Hola,

Another fascinating bit of information from the BBC...This time a piece of shrapnel from the American civil war is found "embedded" in a whale caught recently

http://news.bbc.co.uk/2/hi/americas/6751175.stm

Clive
Explore the nature of Iberia at www.wildsideholidays.com

The beautiful town of Ronda, the City of Dreams?

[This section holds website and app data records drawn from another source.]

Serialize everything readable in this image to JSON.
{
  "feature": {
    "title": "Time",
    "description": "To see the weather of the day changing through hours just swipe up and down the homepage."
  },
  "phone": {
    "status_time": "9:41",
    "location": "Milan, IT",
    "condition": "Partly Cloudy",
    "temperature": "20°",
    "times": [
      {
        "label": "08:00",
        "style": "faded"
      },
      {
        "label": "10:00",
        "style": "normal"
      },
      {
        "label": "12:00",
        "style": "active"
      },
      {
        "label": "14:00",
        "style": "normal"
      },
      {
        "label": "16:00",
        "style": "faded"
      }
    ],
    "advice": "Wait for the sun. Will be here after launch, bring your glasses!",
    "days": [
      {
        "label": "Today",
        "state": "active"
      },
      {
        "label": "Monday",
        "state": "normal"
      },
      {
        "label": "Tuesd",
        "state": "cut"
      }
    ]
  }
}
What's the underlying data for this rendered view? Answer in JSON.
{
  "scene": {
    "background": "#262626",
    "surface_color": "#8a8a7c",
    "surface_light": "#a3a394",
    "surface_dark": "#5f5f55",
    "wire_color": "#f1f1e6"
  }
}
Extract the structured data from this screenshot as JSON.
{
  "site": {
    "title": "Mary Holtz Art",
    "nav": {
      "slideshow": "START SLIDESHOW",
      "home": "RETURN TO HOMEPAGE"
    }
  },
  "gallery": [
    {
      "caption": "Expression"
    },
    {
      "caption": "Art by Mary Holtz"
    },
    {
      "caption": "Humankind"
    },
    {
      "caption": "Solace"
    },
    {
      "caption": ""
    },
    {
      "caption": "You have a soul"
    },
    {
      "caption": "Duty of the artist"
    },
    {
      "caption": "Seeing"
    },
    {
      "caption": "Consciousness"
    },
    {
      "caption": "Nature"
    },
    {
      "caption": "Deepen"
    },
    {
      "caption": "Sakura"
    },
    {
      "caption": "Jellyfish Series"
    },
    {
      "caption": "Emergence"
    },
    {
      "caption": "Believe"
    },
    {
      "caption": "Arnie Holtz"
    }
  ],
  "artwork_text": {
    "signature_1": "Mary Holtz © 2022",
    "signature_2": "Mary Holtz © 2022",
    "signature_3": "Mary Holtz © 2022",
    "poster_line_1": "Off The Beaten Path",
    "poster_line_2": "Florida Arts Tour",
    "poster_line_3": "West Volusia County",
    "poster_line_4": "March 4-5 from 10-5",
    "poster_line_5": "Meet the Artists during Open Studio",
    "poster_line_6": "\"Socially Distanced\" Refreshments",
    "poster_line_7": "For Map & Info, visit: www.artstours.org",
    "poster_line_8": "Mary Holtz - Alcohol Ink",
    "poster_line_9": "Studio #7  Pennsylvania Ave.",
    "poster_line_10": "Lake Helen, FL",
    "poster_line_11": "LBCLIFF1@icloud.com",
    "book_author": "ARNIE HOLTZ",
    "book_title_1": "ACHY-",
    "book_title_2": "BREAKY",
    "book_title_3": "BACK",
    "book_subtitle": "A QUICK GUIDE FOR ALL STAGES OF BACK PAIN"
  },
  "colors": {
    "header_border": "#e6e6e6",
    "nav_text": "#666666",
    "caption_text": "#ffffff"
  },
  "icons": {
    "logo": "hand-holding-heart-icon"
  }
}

The spectacular Caminito del Rey, El Chorro and Guadalhorce reservoirs El Camino del Rey